On alternate nights, dive into Cymbeline, a fairytale romance that some consider one of Shakespeare’s most complex and occasionally perplexing comic plots. Long-lost siblings, a wicked stepmother, cross-dressing, conniving royals, (in)fidelity tests, mistaken identity, and forest shenanigans all included.
Runaways from On the Verge Theatre (August 5-21)
Houston’s newest theater company, founded by two Houston director veterans, Bruce Lumpkin and Ron Jones, begins its inaugural season with this provocative, ’70s musical based on real stories of teen runaways.
Don’t expect late-20s and 30-something actors to play the characters; instead, the roles will be performed exclusively by students from Houston area high schools and colleges — adding a layer of casting authenticity.
Structured as a collection of songs, dances, and spoken word pieces, the show might serves as an intriguing look into this new company’s mission and theatrical point of view. While On the Verge has plans for shows in unusual venues and locations, Queensbury Theatre will host this first musical.
Mean Girls from Broadway at Hobby Center (August 16-21)
In the early oughts, Tina Fey tried to make a comic/anthropology film about the cutthroat world of high school popularity wars happen, and girl, did it ever happen. The movie’s plot, characters, and cutting lines quickly became pop culture staples. In 2018, Fey partnered with husband Jeff Richmond (music) and Nell Benjamin (lyrics) to turn the story into a smash musical.

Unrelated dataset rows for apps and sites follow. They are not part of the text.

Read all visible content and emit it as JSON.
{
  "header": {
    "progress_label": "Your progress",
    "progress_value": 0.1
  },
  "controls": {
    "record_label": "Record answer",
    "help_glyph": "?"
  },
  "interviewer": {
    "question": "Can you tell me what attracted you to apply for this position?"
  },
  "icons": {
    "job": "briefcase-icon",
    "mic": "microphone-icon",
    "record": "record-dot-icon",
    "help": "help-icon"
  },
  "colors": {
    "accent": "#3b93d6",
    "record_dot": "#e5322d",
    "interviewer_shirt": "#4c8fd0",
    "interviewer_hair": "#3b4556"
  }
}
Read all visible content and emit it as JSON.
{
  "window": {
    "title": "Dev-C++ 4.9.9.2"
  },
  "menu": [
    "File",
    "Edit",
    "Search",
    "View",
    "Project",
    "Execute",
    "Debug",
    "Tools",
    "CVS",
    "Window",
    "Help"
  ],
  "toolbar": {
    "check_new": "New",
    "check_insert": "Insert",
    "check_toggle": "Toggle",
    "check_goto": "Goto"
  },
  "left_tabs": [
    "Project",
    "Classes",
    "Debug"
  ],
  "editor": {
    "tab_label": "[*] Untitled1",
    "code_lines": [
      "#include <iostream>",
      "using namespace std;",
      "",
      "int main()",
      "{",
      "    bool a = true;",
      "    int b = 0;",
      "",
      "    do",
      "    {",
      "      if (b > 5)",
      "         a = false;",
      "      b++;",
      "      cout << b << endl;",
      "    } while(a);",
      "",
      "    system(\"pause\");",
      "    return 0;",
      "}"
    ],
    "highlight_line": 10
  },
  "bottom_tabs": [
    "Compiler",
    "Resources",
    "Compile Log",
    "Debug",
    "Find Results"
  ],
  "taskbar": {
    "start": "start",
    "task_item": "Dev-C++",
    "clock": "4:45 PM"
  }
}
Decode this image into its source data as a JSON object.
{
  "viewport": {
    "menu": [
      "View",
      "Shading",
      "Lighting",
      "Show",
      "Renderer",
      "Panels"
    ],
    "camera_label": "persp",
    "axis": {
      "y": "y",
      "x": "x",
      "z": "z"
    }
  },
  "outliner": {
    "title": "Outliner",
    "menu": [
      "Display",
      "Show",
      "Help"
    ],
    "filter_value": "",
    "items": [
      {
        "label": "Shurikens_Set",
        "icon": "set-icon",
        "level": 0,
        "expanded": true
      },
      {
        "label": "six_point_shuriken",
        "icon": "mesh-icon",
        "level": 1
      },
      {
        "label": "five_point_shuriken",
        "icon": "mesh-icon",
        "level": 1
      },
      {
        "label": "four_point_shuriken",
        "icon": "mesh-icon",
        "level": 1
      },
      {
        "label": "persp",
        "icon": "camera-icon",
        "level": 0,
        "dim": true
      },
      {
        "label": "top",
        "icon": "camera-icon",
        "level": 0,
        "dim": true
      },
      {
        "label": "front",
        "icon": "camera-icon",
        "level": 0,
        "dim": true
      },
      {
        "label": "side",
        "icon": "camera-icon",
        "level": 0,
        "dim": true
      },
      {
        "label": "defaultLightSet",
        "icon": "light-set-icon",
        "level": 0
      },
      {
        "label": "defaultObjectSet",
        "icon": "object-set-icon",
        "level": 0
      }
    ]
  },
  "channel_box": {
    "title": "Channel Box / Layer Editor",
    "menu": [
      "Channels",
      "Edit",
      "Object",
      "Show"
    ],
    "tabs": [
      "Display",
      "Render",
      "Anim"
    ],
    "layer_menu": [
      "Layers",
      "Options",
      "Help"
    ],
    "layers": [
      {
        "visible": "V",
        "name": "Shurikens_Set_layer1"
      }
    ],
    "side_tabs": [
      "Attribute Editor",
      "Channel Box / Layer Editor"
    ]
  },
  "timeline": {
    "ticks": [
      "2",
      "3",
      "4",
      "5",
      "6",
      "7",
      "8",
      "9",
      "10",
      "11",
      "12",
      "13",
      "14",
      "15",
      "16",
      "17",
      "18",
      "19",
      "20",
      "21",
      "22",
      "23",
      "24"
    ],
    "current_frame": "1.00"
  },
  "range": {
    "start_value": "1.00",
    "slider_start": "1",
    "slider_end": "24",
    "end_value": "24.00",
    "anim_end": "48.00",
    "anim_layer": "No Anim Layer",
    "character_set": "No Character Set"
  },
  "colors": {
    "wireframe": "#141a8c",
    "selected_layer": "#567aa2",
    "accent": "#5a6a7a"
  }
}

While the pandemic might have confiscated their Burn Book for a few years, no one keeps these Mean Girls down for long. Now Cady, Regina, Gretchen (played by Houston nice girl and TUTS Tommy Tune Award winner Jasmine Rogers), and the rest of the girl gang head to Hobby to sing their way to the top of the class.